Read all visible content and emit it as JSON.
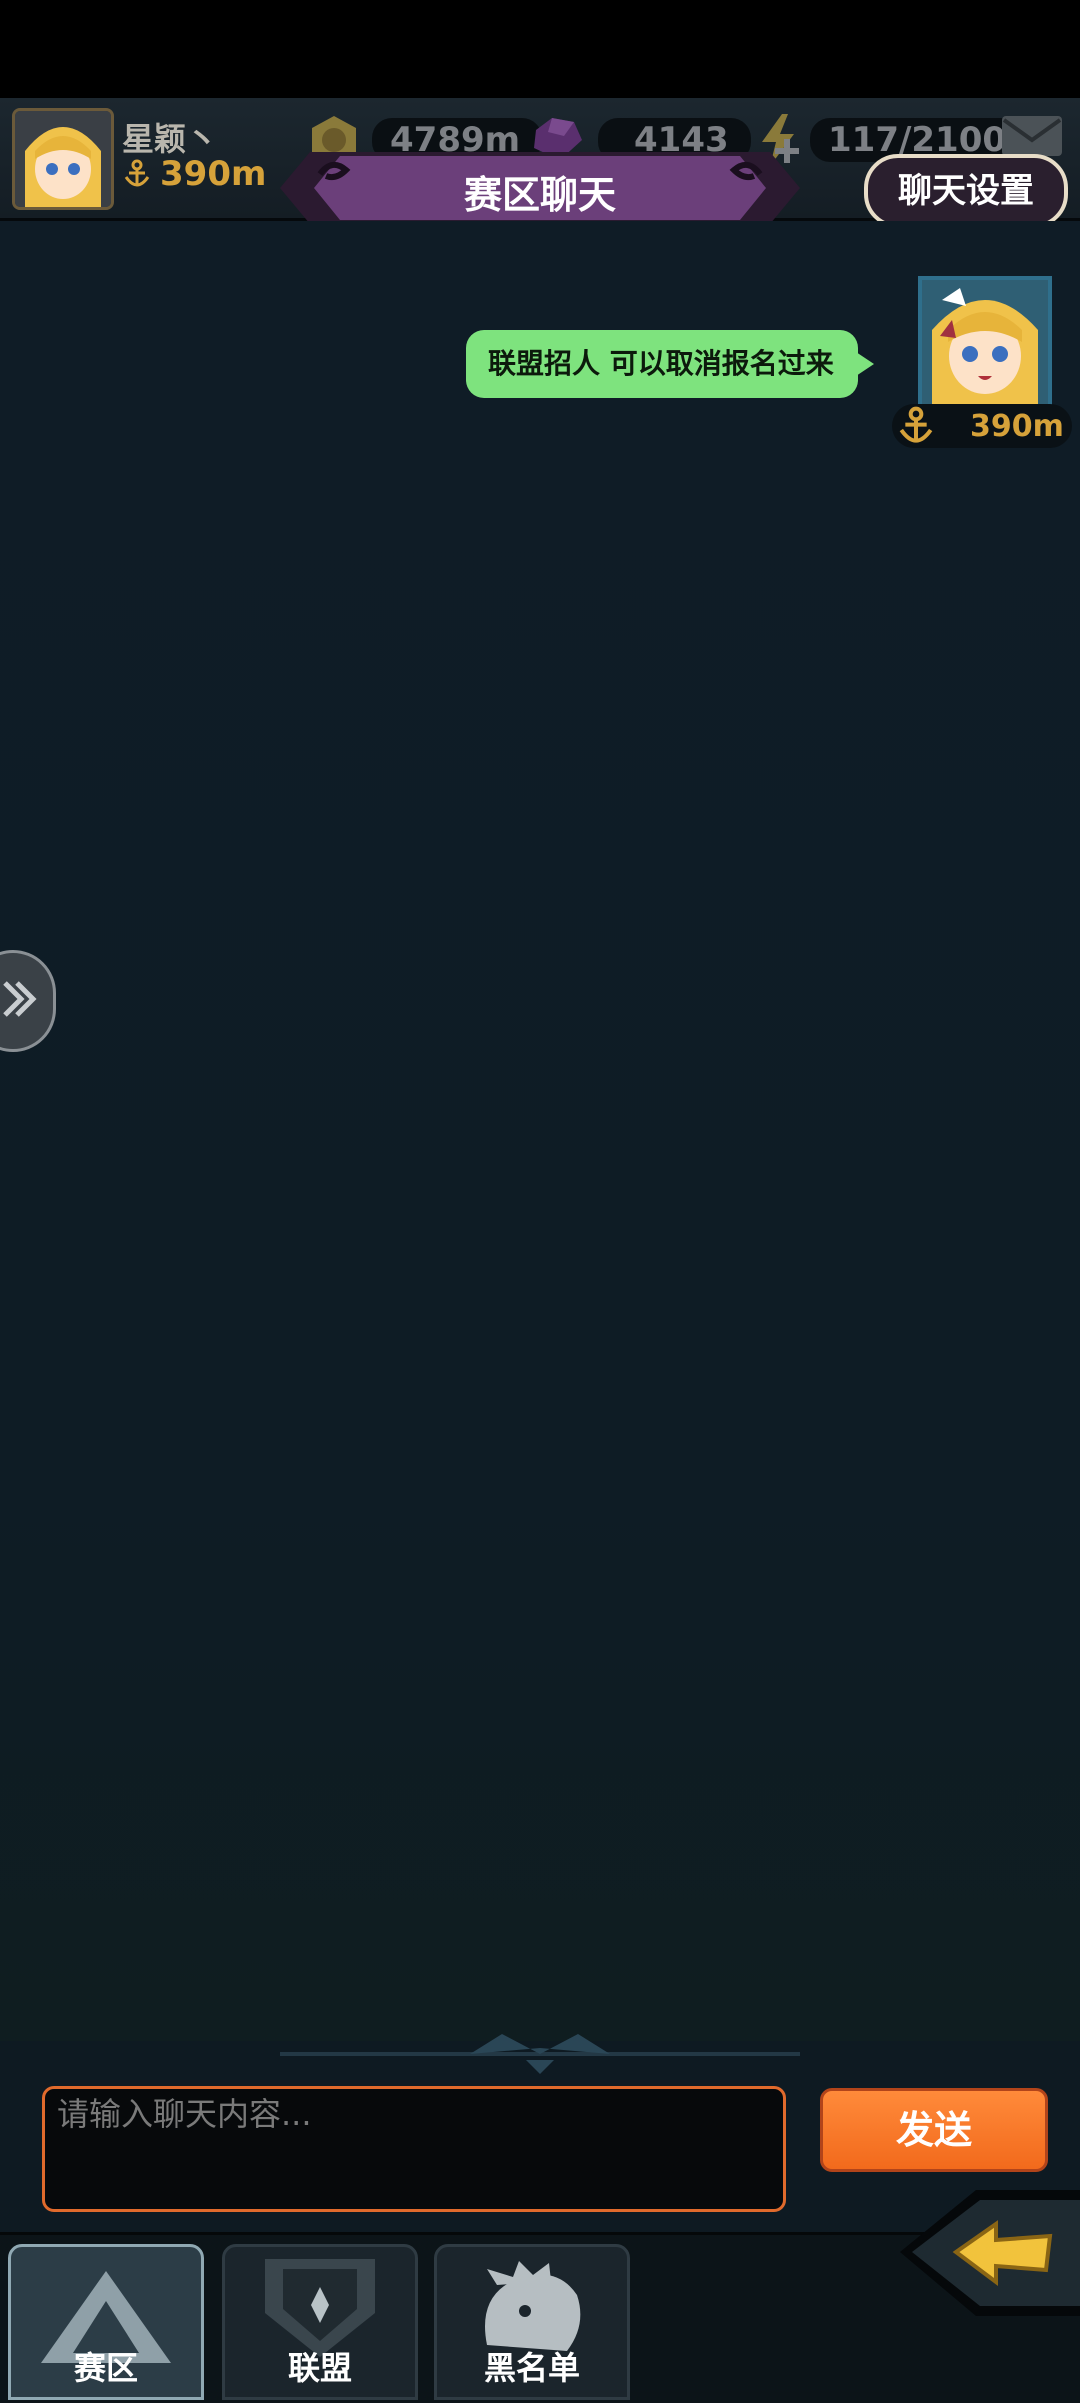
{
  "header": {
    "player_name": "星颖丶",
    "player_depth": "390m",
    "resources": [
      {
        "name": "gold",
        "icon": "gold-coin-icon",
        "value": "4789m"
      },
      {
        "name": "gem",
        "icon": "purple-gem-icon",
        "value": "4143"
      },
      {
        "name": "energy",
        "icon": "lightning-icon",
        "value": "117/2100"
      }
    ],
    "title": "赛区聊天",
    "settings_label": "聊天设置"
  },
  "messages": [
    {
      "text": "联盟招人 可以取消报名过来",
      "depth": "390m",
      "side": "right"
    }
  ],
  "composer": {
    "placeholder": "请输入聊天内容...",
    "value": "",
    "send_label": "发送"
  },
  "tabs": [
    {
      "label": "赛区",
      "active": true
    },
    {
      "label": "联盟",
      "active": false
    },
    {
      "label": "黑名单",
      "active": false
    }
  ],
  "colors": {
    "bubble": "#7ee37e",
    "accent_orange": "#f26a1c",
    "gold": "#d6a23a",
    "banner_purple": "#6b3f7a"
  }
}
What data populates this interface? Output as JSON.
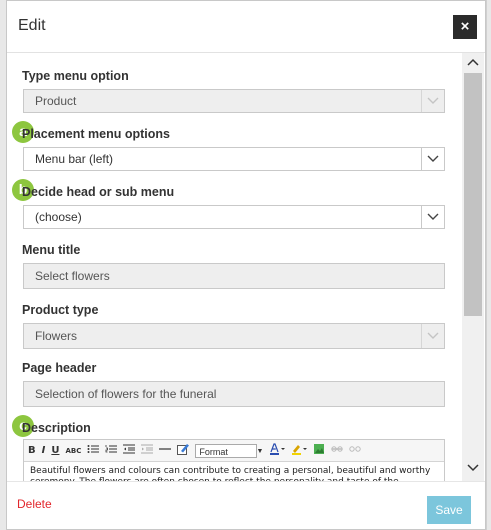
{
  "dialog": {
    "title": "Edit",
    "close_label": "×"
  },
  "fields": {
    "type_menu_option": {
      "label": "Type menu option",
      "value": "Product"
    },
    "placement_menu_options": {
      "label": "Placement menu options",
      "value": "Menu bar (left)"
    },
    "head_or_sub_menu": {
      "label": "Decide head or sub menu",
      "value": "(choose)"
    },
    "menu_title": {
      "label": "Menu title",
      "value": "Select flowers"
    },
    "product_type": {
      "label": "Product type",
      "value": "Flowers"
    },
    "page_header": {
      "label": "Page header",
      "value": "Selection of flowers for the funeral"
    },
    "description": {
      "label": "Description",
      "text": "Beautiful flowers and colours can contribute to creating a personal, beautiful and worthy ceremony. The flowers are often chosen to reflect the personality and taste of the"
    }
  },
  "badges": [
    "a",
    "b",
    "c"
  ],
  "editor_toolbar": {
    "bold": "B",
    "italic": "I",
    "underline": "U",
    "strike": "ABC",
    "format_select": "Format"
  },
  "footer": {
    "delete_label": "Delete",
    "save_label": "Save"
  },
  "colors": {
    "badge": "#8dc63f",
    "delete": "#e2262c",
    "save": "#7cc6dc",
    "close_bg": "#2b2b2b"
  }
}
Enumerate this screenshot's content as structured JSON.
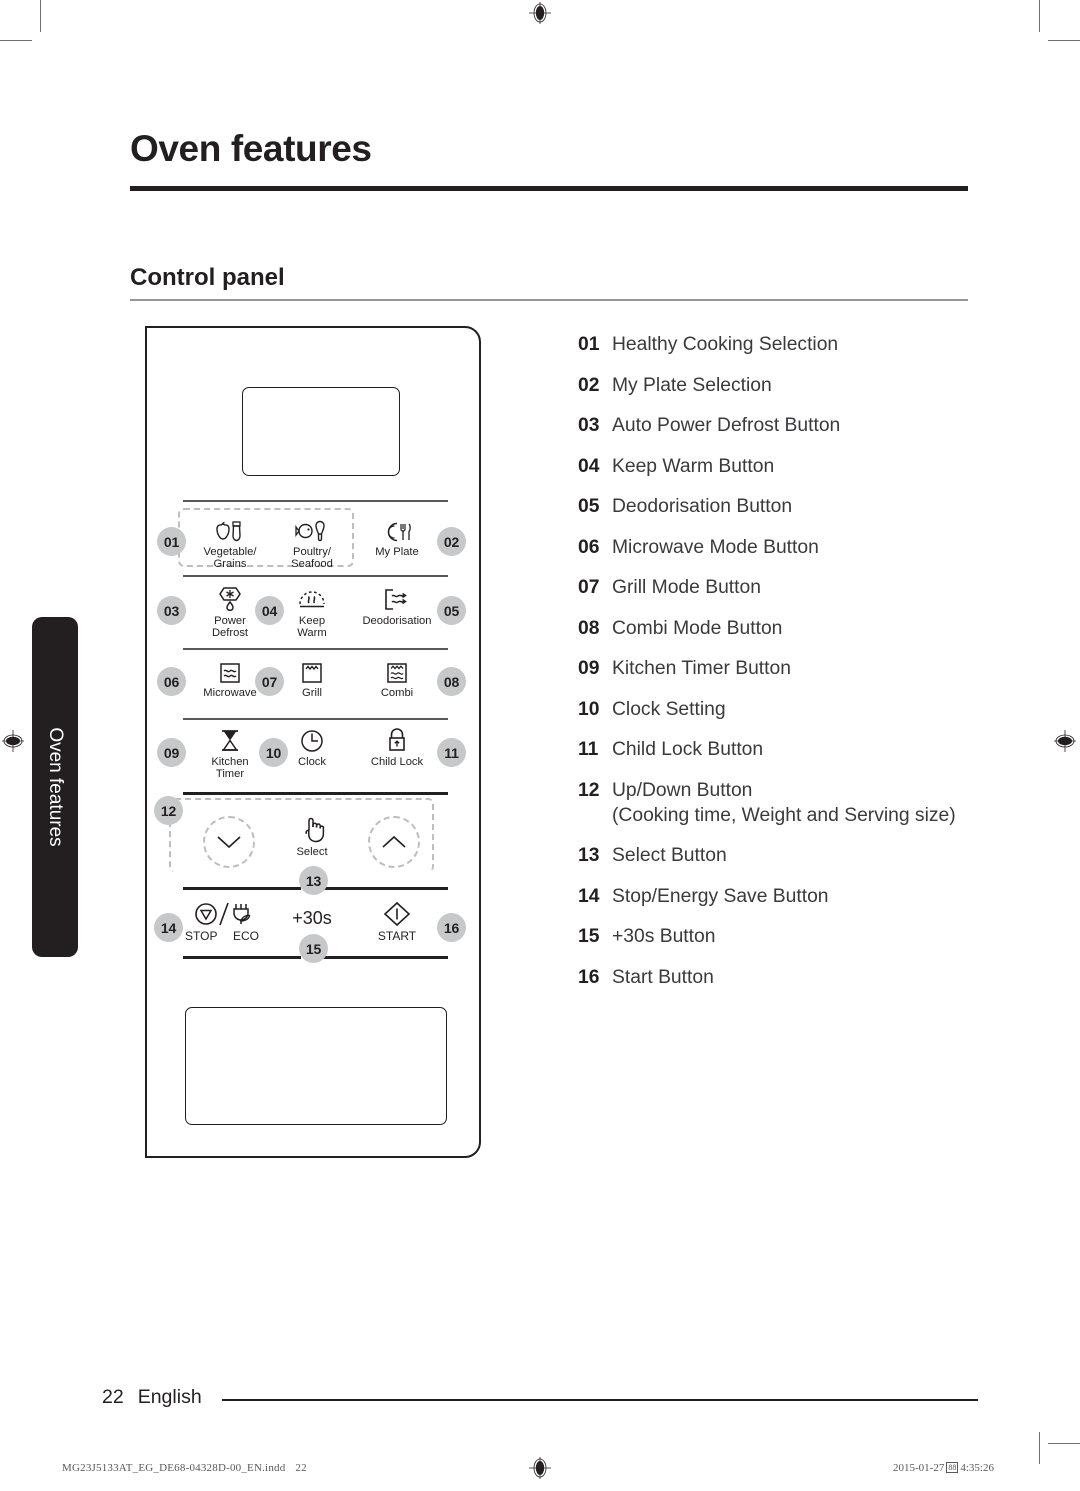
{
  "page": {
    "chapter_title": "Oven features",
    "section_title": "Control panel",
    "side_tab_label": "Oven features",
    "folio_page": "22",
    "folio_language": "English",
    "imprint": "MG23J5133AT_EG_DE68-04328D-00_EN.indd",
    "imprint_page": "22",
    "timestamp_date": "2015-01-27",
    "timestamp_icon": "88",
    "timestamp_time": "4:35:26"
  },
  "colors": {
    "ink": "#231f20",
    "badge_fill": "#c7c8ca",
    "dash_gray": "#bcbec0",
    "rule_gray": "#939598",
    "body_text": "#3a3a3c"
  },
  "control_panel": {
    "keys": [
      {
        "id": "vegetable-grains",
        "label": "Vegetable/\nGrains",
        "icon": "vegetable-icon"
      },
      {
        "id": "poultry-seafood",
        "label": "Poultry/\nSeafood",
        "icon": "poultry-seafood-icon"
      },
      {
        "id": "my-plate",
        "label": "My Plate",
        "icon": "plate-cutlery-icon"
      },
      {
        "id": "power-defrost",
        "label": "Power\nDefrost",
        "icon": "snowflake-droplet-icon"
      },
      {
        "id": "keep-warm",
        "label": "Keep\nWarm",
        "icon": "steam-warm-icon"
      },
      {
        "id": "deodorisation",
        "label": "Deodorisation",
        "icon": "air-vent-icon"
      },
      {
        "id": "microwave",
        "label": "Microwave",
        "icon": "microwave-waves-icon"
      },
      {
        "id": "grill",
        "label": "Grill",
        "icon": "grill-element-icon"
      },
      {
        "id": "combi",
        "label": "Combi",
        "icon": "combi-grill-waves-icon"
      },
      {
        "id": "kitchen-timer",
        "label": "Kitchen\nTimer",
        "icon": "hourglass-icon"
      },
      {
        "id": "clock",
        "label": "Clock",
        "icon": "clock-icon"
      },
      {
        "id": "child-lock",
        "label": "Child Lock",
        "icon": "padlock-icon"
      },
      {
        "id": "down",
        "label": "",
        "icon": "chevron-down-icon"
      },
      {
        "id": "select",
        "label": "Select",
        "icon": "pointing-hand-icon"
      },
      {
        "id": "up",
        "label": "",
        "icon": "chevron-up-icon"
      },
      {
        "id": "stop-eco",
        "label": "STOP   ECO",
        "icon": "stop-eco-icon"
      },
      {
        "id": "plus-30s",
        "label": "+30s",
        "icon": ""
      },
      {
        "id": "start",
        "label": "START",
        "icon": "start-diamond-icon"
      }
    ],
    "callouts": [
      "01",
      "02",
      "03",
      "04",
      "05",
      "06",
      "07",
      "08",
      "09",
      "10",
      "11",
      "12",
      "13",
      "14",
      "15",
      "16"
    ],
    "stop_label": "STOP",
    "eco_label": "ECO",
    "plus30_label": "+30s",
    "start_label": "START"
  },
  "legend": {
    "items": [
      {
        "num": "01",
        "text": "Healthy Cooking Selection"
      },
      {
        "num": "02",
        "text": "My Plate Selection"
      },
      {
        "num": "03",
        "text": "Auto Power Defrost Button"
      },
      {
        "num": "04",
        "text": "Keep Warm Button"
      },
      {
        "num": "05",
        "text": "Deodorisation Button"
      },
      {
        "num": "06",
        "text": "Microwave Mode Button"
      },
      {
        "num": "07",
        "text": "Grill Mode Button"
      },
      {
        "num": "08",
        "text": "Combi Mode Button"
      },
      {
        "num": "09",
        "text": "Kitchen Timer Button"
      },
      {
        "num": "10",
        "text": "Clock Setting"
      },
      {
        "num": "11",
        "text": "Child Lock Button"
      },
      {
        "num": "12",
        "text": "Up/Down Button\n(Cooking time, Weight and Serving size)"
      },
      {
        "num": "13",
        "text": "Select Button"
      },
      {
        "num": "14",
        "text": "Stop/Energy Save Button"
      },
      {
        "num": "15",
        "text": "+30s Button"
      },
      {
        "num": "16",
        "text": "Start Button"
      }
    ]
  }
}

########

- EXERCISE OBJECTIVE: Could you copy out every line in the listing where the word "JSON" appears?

- ANSWER SPACE:
Read all visible content and emit it as JSON.
What data populates this interface? Output as JSON.
Enumerate this screenshot's content as structured JSON.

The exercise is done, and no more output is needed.